60 Million Stars and Not One Alien Detected

A view of the galactic center—a region of space containing an abundance of stars, superheated clouds of gas, neutron stars, white dwarfs, and a supermassive black hole parked in the core.
A view of the galactic center—a region of space containing an abundance of stars, superheated clouds of gas, neutron stars, white dwarfs, and a supermassive black hole parked in the core.
Image: X-Ray:NASA/CXC/UMass/D. Wang et al.; Radio:NRF/SARAO/MeerKAT

Astrobiologists with the Breakthrough Listen project have released the preliminary results of a SETI survey, in which the team hunted for radio signals along a line of sight that extends toward the galactic center.


The search for extraterrestrial radio signals is now in its seventh decade, and we have yet to find any trace of intelligent life. Continue the search we must, however, as no greater unsolved scientific mystery exists than the question of whether or not we’re alone in the universe.

The search for extraterrestrial intelligence, or SETI, is currently limited to searches of supposed alien technosignatures—things like optical and microwave signals and evidence of megastructures. That said, radio signals continue to be the most popular SETI target, as focused radio emissions could signal the presence of an alien civilization, whether the leakage of those radio signals is deliberate or accidental.
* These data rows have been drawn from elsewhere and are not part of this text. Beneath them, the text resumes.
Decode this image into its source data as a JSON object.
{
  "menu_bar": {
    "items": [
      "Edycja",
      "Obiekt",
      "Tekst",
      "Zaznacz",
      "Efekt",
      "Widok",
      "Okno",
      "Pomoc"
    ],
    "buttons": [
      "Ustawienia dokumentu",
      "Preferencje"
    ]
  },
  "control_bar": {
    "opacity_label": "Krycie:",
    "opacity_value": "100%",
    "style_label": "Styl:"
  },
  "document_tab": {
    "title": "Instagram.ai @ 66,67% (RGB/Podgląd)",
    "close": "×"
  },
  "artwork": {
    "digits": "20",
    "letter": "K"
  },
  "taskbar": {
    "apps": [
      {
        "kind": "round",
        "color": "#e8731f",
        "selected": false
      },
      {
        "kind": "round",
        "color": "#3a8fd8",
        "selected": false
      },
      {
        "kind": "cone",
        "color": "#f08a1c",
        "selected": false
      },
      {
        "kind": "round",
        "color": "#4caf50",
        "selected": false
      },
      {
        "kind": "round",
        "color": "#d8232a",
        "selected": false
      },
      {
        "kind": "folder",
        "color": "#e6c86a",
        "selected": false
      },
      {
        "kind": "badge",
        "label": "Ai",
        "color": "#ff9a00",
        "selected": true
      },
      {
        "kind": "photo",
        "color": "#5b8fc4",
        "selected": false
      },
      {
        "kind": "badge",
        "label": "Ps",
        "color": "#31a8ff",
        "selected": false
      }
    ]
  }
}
The $10 million Breakthrough Listen project—a 10-year initiative founded six years ago by Israeli-Russian billionaire Yuri Milner and the late physicist Stephen Hawking—continues in this tradition, searching the depths of space for signs of radio signals produced by aliens.

For its latest survey, the Breakthrough Listen team, based at the SETI Research Center at the University of California, Berkeley, used the Green Bank Radio Telescope in West Virginia and CSIRO’s Parkes Radio Telescope in Australia to gather roughly 600 hours of radio observations. Their latest effort was unique in that it was the “most sensitive and deepest targeted SETI” survey ever done of the galactic center, as the SETI scientists write in a study set to be published in the Astronomical Journal (a preprint is currently available on the arXiv).

Looking for aliens along a line of sight that extends from Earth to the supermassive black hole at the center of the Milky Way comes with advantages and disadvantages.

The advantage is that the density of stars increases with distance to the galactic center. Accordingly, this line of sight “offers the largest number of potentially habitable systems of any direction in the sky,” according to the study. What’s more, the relatively close proximity of these stars to each other could “accelerate development of interstellar communication and travel,” which could contribute to the rise of “advanced space-faring societies,” as the SETI scientists write in their paper.


The disadvantage is that things get a bit hairy beyond a certain point. Like the solar system, the Milky Way has its own habitable zone, beyond which life cannot emerge. Indeed, the inner region of our galaxy (i.e. the region outside the galactic habitable zone) is a high-radiation environment filled with gamma rays, exploding supernovae, and clouds of gas that reach millions of degrees. The hulking supermassive black hole at the galactic core presents another hazard entirely.

Still, the authors of the new study, led by Vishal Gajjar from the Department of Astronomy at Berkeley, decided it would be worthwhile to focus a comprehensive search near the galactic center owing to the sheer abundance of stars from here to there. As the scientists noted in their study, “we estimated that we surveyed around 60 million stars.”


Interestingly, the team was not looking for accidental radio leakage, but rather, periodic radio transients coming from hypothetical beacons (in other words, regularly repeating radio bursts coming from machines designed to get our attention). The galactic center, according to the scientists, “provides an ideal” central location for “advanced civilizations to place a powerful transmitter to efficiently send beacons across the entire Milky Way,” in what is yet another advantage to this strategy.

Gajjar and his colleagues swept for frequencies between 0.7 and 93 GHz. Results of the preliminary report were limited to frequencies between 1 and 8 GHz and at intervals of 7 hours (as observed by Parkes) and 11.2 hours (as observed by Green Bay Telescope). No repeating radio bursts consistent with an alien beacon were detected within these parameters.


No extraterrestrial intelligences were detected, but the scientists did manage to capture transient events consistent with magnetars, so that will be of interest to astronomers who study this type of neutron star. And again, this is a preliminary report, so we eagerly await further results.

Back in 2019, the same team came up short after analyzing 1,372 nearby stars. We can’t seem to find any evidence of alien life despite our conscientious searches. It’s becoming hard to not be pessimistic about the whole SETI endeavor, but there’s something we have to keep in mind: The search for intelligent alien life has only just begun.


More: An ambitious search for aliens came up short—so astrobiologists are thinking bigger.

George is a senior staff reporter at Gizmodo.


It’s always been a long shot. Detecting accidental leakage from radio transmissions on Earth, for example, would be hard even from Alpha Centauri. You’re basically hoping that some advanced alien civilization is blasting out strong signals, either as navigation beacons or as invitations to start conversation.